The bill, which focuses on a heated political issue in the United States, is similar to one enacted last year in North Carolina. That law prompted economic boycotts and the loss of sporting events that were estimated to have cost the state hundreds of millions of dollars.
The Texas Association of Business released a study in January in which it said that if the legislation were enacted it could cost Texas as much as $8.5 billion in the state's gross domestic product and the loss of more than 185,000 jobs in the first year alone.
Texas Lieutenant Governor Dan Patrick has challenged the survey and brought North Carolina Republican Lieutenant Governor Dan Forest to Texas to rally support for the bill.
Nearly 70 businesses, including some of the state's biggest employers such as American Airlines, sent a letter to Republican leaders this month asking them to reject the bill on the grounds that it would "legalize discrimination."
Hundreds registered to testify, and more than 250 people addressed the committee. Some waited more than 12 hours while many bill opponents lined the corridors in the Capitol's dome.
"At the core of this bill is privacy," Republican state Senator Lois Kolkhorst, the bill's sponsor, told the committee.
Almost all the testimony was against the bill while supporters said it would help prevent sexual predators from targeting women and children.
Chelsa Morrison, whose 8-year-old daughter Marilyn started third grade at a suburban Dallas school after a gender transition, choked back tears as she told the committee that her daughter was bullied and if the legislation was enacted it would be devastating.
Marilyn told lawmakers, "Trans people are real.
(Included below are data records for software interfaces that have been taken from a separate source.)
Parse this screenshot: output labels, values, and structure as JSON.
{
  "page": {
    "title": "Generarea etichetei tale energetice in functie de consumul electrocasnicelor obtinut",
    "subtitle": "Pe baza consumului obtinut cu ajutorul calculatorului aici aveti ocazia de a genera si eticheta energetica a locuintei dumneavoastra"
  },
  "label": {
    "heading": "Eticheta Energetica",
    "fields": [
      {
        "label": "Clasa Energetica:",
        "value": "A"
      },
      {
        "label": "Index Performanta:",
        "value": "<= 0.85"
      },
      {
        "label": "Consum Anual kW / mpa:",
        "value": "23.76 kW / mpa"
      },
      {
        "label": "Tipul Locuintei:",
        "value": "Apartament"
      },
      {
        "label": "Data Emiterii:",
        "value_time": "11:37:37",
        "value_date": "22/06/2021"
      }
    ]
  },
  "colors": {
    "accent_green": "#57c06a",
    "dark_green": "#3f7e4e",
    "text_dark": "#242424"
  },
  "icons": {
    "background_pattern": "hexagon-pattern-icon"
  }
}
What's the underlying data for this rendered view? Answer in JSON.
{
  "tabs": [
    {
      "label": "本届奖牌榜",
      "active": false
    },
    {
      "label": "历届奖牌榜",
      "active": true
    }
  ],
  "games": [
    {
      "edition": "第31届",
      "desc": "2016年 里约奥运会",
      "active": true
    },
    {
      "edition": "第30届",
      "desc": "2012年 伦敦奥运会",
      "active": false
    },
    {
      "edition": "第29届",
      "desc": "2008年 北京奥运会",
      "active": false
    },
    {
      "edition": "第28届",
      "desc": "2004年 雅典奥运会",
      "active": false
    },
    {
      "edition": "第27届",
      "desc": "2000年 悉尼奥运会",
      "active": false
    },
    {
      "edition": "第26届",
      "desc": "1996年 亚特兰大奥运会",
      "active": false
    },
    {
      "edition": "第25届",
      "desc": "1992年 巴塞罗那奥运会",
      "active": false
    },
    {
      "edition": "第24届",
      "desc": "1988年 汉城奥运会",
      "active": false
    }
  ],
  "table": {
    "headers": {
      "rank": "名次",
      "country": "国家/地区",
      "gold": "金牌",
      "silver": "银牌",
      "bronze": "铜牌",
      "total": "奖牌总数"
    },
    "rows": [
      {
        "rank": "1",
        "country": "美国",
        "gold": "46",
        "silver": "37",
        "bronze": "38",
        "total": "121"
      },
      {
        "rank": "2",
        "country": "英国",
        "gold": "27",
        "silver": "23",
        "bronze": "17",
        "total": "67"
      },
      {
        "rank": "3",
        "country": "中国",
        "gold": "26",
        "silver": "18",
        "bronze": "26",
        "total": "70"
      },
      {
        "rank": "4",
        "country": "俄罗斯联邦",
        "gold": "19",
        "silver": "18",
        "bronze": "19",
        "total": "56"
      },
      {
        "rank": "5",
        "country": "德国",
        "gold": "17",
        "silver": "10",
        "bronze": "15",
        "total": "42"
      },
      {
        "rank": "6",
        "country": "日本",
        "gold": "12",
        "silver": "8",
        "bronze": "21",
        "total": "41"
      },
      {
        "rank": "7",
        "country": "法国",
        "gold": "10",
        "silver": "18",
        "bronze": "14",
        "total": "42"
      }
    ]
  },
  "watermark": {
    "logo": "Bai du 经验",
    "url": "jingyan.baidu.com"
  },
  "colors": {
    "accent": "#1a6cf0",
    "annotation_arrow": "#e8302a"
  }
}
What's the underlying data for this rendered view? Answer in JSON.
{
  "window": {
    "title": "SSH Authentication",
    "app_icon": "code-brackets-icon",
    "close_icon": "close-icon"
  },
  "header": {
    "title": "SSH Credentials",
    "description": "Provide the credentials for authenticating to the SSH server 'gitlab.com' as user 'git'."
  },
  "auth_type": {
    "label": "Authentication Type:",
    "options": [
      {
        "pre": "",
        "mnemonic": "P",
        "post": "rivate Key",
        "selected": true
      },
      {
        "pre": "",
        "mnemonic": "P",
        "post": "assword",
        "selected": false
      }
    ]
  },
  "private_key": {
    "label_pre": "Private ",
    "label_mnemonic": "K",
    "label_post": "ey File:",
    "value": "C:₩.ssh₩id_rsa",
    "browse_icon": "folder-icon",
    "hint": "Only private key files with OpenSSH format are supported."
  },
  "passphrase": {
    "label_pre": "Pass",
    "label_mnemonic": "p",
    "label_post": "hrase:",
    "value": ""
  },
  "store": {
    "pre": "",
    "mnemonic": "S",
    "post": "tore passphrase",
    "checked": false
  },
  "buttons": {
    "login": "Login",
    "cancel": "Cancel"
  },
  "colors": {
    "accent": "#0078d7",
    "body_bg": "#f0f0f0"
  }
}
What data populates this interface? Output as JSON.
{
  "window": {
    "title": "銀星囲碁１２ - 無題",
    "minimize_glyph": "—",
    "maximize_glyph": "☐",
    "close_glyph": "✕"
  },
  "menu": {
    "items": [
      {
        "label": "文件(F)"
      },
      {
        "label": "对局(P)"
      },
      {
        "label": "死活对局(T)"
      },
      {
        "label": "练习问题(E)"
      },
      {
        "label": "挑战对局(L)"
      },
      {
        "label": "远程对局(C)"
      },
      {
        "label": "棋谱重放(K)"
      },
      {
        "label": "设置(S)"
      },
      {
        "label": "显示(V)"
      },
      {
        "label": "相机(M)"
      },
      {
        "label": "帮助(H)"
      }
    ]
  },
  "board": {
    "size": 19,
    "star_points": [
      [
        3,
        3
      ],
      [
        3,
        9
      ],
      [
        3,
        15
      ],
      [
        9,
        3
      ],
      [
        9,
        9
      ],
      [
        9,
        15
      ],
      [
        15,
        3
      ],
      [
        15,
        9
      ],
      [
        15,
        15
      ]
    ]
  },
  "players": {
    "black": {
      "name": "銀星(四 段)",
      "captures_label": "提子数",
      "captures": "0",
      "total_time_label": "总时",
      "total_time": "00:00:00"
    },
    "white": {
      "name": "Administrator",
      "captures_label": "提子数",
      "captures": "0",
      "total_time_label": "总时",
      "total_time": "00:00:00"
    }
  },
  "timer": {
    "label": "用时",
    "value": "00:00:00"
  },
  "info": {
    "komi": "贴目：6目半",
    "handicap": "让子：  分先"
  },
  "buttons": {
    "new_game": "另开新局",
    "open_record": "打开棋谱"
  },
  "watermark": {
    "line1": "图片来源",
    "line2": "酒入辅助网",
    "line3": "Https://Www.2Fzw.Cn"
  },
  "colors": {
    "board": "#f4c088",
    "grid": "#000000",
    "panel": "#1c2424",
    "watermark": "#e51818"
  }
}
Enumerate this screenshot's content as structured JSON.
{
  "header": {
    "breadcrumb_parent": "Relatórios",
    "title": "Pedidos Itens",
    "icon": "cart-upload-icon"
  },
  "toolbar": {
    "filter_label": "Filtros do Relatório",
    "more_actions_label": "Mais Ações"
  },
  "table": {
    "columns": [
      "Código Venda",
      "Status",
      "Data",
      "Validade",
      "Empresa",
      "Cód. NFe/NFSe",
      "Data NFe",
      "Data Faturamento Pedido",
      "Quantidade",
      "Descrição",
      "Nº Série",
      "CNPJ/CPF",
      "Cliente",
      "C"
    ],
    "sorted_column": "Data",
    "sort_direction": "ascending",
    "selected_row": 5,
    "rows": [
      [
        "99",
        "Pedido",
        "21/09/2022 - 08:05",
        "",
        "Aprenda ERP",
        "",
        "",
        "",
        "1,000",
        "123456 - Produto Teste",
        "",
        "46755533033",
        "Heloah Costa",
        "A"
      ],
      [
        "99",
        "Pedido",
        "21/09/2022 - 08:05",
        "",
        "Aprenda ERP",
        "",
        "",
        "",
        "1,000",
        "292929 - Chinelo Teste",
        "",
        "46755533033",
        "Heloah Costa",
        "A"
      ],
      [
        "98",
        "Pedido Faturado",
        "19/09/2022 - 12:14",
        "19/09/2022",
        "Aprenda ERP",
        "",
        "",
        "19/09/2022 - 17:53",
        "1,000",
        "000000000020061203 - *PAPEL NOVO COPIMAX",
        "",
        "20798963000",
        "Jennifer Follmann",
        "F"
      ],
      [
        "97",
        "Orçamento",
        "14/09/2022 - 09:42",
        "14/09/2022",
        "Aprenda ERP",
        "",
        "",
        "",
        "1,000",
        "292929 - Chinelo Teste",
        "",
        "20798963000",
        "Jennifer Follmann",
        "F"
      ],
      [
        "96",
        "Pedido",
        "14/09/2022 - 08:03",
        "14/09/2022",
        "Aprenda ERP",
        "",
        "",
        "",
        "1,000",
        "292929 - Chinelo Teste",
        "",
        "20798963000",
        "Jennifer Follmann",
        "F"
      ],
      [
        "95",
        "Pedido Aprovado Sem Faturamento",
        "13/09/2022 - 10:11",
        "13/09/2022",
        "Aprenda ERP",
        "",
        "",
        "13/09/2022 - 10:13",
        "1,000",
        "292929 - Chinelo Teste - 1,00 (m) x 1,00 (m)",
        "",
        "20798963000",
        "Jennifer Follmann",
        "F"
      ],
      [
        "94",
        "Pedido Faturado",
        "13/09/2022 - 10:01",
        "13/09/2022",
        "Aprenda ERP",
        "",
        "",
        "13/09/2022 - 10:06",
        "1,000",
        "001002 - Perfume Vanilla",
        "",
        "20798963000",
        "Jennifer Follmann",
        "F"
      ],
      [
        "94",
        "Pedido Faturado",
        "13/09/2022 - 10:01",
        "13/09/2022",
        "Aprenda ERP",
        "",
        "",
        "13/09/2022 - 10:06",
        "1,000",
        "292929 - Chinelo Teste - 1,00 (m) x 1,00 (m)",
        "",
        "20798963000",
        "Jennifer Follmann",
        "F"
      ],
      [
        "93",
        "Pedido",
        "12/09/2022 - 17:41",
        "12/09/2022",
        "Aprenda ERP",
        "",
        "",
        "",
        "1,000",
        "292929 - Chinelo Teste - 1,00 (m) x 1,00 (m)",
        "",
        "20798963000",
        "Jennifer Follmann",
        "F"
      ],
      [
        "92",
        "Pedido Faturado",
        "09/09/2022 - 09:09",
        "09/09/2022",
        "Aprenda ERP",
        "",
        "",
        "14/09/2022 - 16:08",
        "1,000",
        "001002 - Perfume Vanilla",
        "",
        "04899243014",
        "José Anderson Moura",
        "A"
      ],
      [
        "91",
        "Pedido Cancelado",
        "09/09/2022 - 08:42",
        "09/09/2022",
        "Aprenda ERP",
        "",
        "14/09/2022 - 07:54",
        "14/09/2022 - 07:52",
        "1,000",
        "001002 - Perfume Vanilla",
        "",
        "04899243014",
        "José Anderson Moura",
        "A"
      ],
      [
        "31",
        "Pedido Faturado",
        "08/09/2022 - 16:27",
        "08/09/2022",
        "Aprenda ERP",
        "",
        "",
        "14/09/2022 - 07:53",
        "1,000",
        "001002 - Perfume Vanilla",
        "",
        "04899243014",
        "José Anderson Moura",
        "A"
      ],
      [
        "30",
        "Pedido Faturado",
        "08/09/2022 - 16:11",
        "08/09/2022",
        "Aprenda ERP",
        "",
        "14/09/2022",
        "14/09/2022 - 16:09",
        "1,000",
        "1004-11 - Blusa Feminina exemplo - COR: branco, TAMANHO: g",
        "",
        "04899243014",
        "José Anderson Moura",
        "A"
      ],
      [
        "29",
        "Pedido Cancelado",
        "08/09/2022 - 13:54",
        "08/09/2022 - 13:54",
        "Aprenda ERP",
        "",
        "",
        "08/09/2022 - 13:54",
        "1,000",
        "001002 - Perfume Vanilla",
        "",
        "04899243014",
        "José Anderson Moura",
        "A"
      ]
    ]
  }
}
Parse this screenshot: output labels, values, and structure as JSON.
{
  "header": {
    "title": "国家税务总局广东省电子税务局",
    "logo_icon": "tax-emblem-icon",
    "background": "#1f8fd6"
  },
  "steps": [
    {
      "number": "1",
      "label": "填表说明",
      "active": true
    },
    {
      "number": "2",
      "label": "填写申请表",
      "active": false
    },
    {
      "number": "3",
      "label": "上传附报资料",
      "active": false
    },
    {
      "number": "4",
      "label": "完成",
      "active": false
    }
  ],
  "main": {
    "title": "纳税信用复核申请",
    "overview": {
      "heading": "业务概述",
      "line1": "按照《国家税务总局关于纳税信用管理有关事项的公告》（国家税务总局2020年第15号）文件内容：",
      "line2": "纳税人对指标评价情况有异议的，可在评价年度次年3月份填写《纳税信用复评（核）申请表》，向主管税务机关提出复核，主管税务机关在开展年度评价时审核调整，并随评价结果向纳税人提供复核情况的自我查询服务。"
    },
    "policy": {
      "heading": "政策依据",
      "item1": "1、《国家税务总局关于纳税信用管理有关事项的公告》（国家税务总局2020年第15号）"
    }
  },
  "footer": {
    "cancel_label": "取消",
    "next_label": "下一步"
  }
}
You are looking at one right now. This bill is horrifying to me and all of my transgender friends."
She said it would be embarrassing if she were forced to use the boys' bathroom. "All we got to do is tinkle and get out. That’s all."
Her mother said later in a telephone interview that Marilyn attended school in the latter part of last year for about a month, then left because of bullying and bathroom restrictions. She is now being schooled at home.
Lieutenant Governor Patrick has called the bill common sense legislation. "North Carolina was the tip of the spear," he told reporters this week. "We will be next to pass a bill that focuses on privacy, a person’s privacy, and public safety."
(Reporting by Jon Herskovitz; Additional reporting by Letitia Stein in Tampa; Editing by Frances Kerry, Toni Reinhold)